For the Kings, there are two things on their side in terms of how this will mesh with Cousins. The first is that DMC has versatility to his offensive game.
Granted, throughout his career, 67.6 percent of Cousins’ field-goal attempts have come within 10 feet of the hoop. But he can also stretch his offense to the mid-range and knock down jumpers, knocking down 38.3 percent of his 253 attempts between 16 feet and the three-point line in 2014-15.
Cousins is also a willing passer, averaging a career-high 3.6 assists last season. That’s important because he’s going to continually command double-teams, and finding open teammates is the best way to counteract it.
Speaking of which, one of Cauley-Stein’s strengths on offense is moving without the ball. As noted by Jonathan Givony of Draft Express:
He’s also a significant weapon to have as a cutter and roller off the ball, where he finishes 61 percent of his attempts around the basket in non-post-up situations. This was his most frequent source of production in college, especially off lob plays, and will likely continue to be so in the NBA, particularly in pick and roll situations where his ability to just spring up off the floor off two feet for emphatic finishes is a highly coveted skill.
Herenda seems to think it’s an area where the two can complement each other.
However, the Kings probably aren’t expecting much from Cauley-Stein on offense, nor does he need to provide much to be an effective player. As long as he knows his limitations and keeps to them, he should be fine.
After all, while he never scored much at Kentucky, he finished his career with a 59.3 percent field-goal percentage and an above-average 23.3 player efficiency rating. Think of Tyson Chandler and DeAndre Jordan—two players who don’t score a lot of points but who stick to their skill sets and are efficient. The Kings would be more than content with that sort of offensive output from Cauley-Stein if they got a similar return on the defensive end.
An Intriguing Future
If nothing else, it will be interesting to see how Cousins and Cauley-Stein play together. For his part, Cousins has already reached out to the rookie and expressed he’s looking forward to playing with him.
The argument can be made that the Kings would have been better off adding a big man with the capability to stretch the floor, thereby giving Cousins more room to work on offense. But that may not be necessary with DMC‘s offensive versatility. He’s not confined strictly to the paint and should still be effective regardless.
Not to mention the Kings have drafted floor-spacers in the past in Jimmer Fredette, Ben McLemore and Nik Stauskas, who all failed to make an impact from the get-go. In fact, according to Yahoo’s Adrian Wojnarowski, Sacramento traded Stauskas to the Philadelphia 76ers, along with Carl Landry, Jason Thompson and draft considerations in order to clear cap space.

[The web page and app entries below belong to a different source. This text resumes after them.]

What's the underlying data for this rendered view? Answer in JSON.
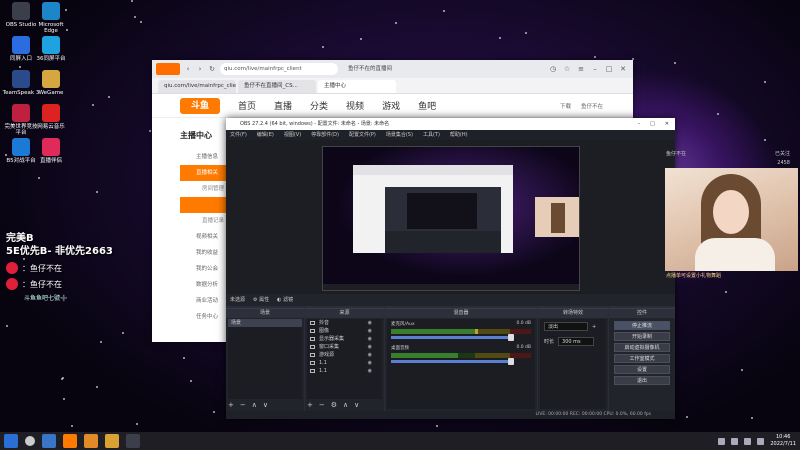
{
  "desktop": {
    "icons": [
      {
        "label": "OBS Studio",
        "icon": "obs-icon",
        "color": "#3b3f4c"
      },
      {
        "label": "Microsoft Edge",
        "icon": "edge-icon",
        "color": "#1d86c9"
      },
      {
        "label": "同屏入口",
        "icon": "screen-icon",
        "color": "#2b6de0"
      },
      {
        "label": "36同屏平台",
        "icon": "app-icon",
        "color": "#1ea3e0"
      },
      {
        "label": "TeamSpeak 3",
        "icon": "teamspeak-icon",
        "color": "#2b4a8a"
      },
      {
        "label": "WeGame",
        "icon": "wegame-icon",
        "color": "#d6a640"
      },
      {
        "label": "完美世界竞技平台",
        "icon": "perfect-world-icon",
        "color": "#c02040"
      },
      {
        "label": "网易云音乐",
        "icon": "netease-music-icon",
        "color": "#d22"
      },
      {
        "label": "B5对战平台",
        "icon": "b5-icon",
        "color": "#1a7ad6"
      },
      {
        "label": "直播伴侣",
        "icon": "live-companion-icon",
        "color": "#e02a5a"
      }
    ]
  },
  "overlay": {
    "line1": "完美B",
    "line2": "5E优先B-  非优先2663",
    "weibo_row": "：鱼仔不在",
    "weibo2_row": "：鱼仔不在",
    "small_line": "斗鱼鱼吧七號➕"
  },
  "browser": {
    "url": "qiu.com/live/mainfrpc_client",
    "top_tab": "鱼仔不在的直播间",
    "tabs": [
      "qiu.com/live/mainfrpc_client",
      "鱼仔不在直播间_CS...",
      "主播中心"
    ],
    "site_logo": "斗鱼",
    "nav": [
      "首页",
      "直播",
      "分类",
      "视频",
      "游戏",
      "鱼吧"
    ],
    "nav_right": [
      "下载",
      "鱼仔不在"
    ],
    "sidebar_title": "主播中心",
    "sidebar_items": [
      {
        "label": "主播信息",
        "active": false,
        "sub": false
      },
      {
        "label": "直播相关",
        "active": true,
        "sub": false
      },
      {
        "label": "房间管理",
        "active": false,
        "sub": true
      },
      {
        "label": "直播设置",
        "active": false,
        "sub": true,
        "highlight": true
      },
      {
        "label": "直播记录",
        "active": false,
        "sub": true
      },
      {
        "label": "视频相关",
        "active": false,
        "sub": false
      },
      {
        "label": "我的收益",
        "active": false,
        "sub": false
      },
      {
        "label": "我的公会",
        "active": false,
        "sub": false
      },
      {
        "label": "数据分析",
        "active": false,
        "sub": false
      },
      {
        "label": "商业活动",
        "active": false,
        "sub": false
      },
      {
        "label": "任务中心",
        "active": false,
        "sub": false
      }
    ]
  },
  "obs": {
    "title": "OBS 27.2.4 (64 bit, windows) - 配置文件: 未命名 - 场景: 未命名",
    "menu": [
      "文件(F)",
      "编辑(E)",
      "视图(V)",
      "停靠部件(D)",
      "配置文件(P)",
      "场景集合(S)",
      "工具(T)",
      "帮助(H)"
    ],
    "scene_bar": {
      "label": "未选源",
      "properties": "属性",
      "filters": "滤镜"
    },
    "docks": {
      "scenes": "场景",
      "sources": "来源",
      "mixer": "混音器",
      "transitions": "转场特效",
      "controls": "控件"
    },
    "scenes": [
      "场景"
    ],
    "sources": [
      "抖音",
      "图像",
      "显示器采集",
      "窗口采集",
      "游戏源",
      "1.1",
      "1.1"
    ],
    "mixer": [
      {
        "name": "麦克风/Aux",
        "db": "0.0 dB",
        "level": 0.62
      },
      {
        "name": "桌面音频",
        "db": "0.0 dB",
        "level": 0.48
      }
    ],
    "transition": {
      "type": "淡出",
      "duration_label": "时长",
      "duration": "300 ms"
    },
    "controls": [
      {
        "label": "停止推流",
        "on": true
      },
      {
        "label": "开始录制",
        "on": false
      },
      {
        "label": "启动虚拟摄像机",
        "on": false
      },
      {
        "label": "工作室模式",
        "on": false
      },
      {
        "label": "设置",
        "on": false
      },
      {
        "label": "退出",
        "on": false
      }
    ],
    "status": "LIVE: 00:00:00   REC: 00:00:00   CPU: 0.0%, 60.00 fps"
  },
  "cam": {
    "header_left": "鱼仔不在",
    "header_right": "已关注",
    "views": "2458",
    "caption": "点播单可设置小礼物舞蹈"
  },
  "taskbar": {
    "time": "10:46",
    "date": "2022/7/11"
  }
}
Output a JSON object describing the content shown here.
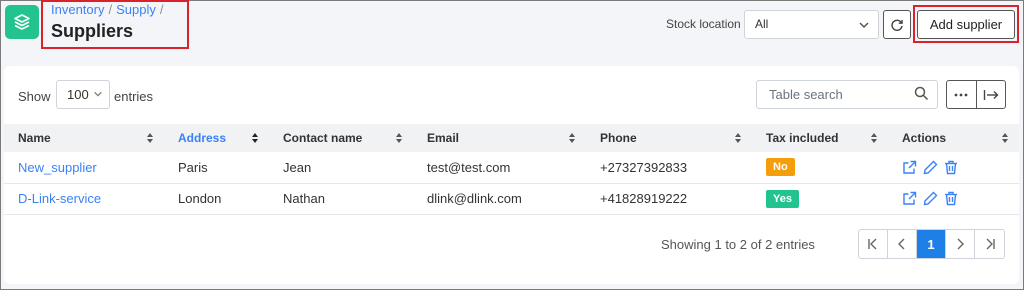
{
  "breadcrumb": [
    "Inventory",
    "Supply"
  ],
  "page_title": "Suppliers",
  "stock_location": {
    "label": "Stock location",
    "selected": "All"
  },
  "add_button": "Add supplier",
  "table_controls": {
    "show_label": "Show",
    "entries_value": "100",
    "entries_label": "entries",
    "search_placeholder": "Table search"
  },
  "columns": [
    "Name",
    "Address",
    "Contact name",
    "Email",
    "Phone",
    "Tax included",
    "Actions"
  ],
  "rows": [
    {
      "name": "New_supplier",
      "address": "Paris",
      "contact": "Jean",
      "email": "test@test.com",
      "phone": "+27327392833",
      "tax": "No"
    },
    {
      "name": "D-Link-service",
      "address": "London",
      "contact": "Nathan",
      "email": "dlink@dlink.com",
      "phone": "+41828919222",
      "tax": "Yes"
    }
  ],
  "footer": {
    "showing": "Showing 1 to 2 of 2 entries",
    "current_page": "1"
  },
  "colors": {
    "accent": "#3b82f6",
    "brand": "#22c38e",
    "badge_no": "#f59e0b",
    "badge_yes": "#22c38e",
    "highlight": "#d9222a"
  }
}
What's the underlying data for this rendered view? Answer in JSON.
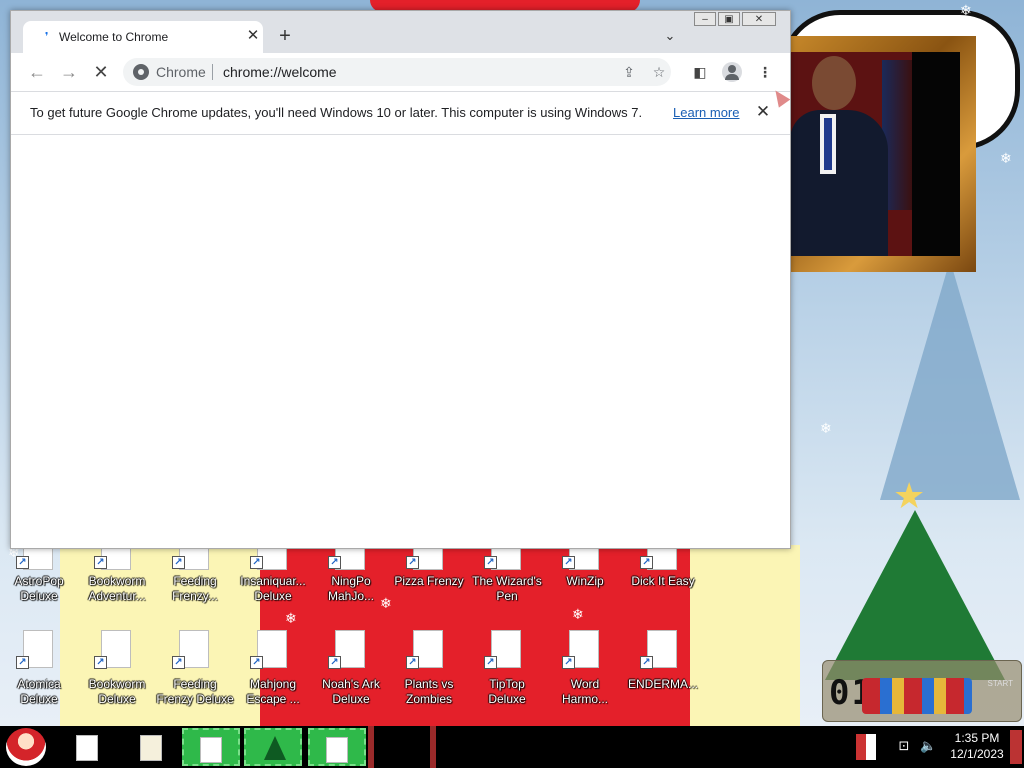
{
  "browser": {
    "tab": {
      "title": "Welcome to Chrome",
      "close_icon": "close-icon"
    },
    "new_tab_label": "+",
    "window_buttons": [
      "minimize",
      "restore",
      "close"
    ],
    "address_bar": {
      "chip": "Chrome",
      "url": "chrome://welcome"
    },
    "infobar": {
      "message": "To get future Google Chrome updates, you'll need Windows 10 or later. This computer is using Windows 7.",
      "link": "Learn more"
    }
  },
  "desktop_icons": {
    "row1": [
      {
        "line1": "AstroPop",
        "line2": "Deluxe"
      },
      {
        "line1": "Bookworm",
        "line2": "Adventur..."
      },
      {
        "line1": "Feeding",
        "line2": "Frenzy..."
      },
      {
        "line1": "Insaniquar...",
        "line2": "Deluxe"
      },
      {
        "line1": "NingPo",
        "line2": "MahJo..."
      },
      {
        "line1": "Pizza Frenzy",
        "line2": ""
      },
      {
        "line1": "The Wizard's",
        "line2": "Pen"
      },
      {
        "line1": "WinZip",
        "line2": ""
      },
      {
        "line1": "Dick It Easy",
        "line2": ""
      }
    ],
    "row2": [
      {
        "line1": "Atomica",
        "line2": "Deluxe"
      },
      {
        "line1": "Bookworm",
        "line2": "Deluxe"
      },
      {
        "line1": "Feeding",
        "line2": "Frenzy Deluxe"
      },
      {
        "line1": "Mahjong",
        "line2": "Escape ..."
      },
      {
        "line1": "Noah's Ark",
        "line2": "Deluxe"
      },
      {
        "line1": "Plants vs",
        "line2": "Zombies"
      },
      {
        "line1": "TipTop",
        "line2": "Deluxe"
      },
      {
        "line1": "Word",
        "line2": "Harmo..."
      },
      {
        "line1": "ENDERMA...",
        "line2": ""
      }
    ]
  },
  "widget_clock": {
    "digits": "01:30",
    "start": "START"
  },
  "taskbar": {
    "time": "1:35 PM",
    "date": "12/1/2023"
  }
}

The Kings are also reportedly pursuing Rajon Rondo, Wes Matthews and Monta Ellis with their cap space.
Assuming the Kings can sign a combination of that trio, or players who can make an immediate impact, they could have a pretty formidable roster. There will be plenty of players who can put the ball in the basket. But there may not be many who can make an impact on defense.
That makes the addition of Cauley-Stein even more important.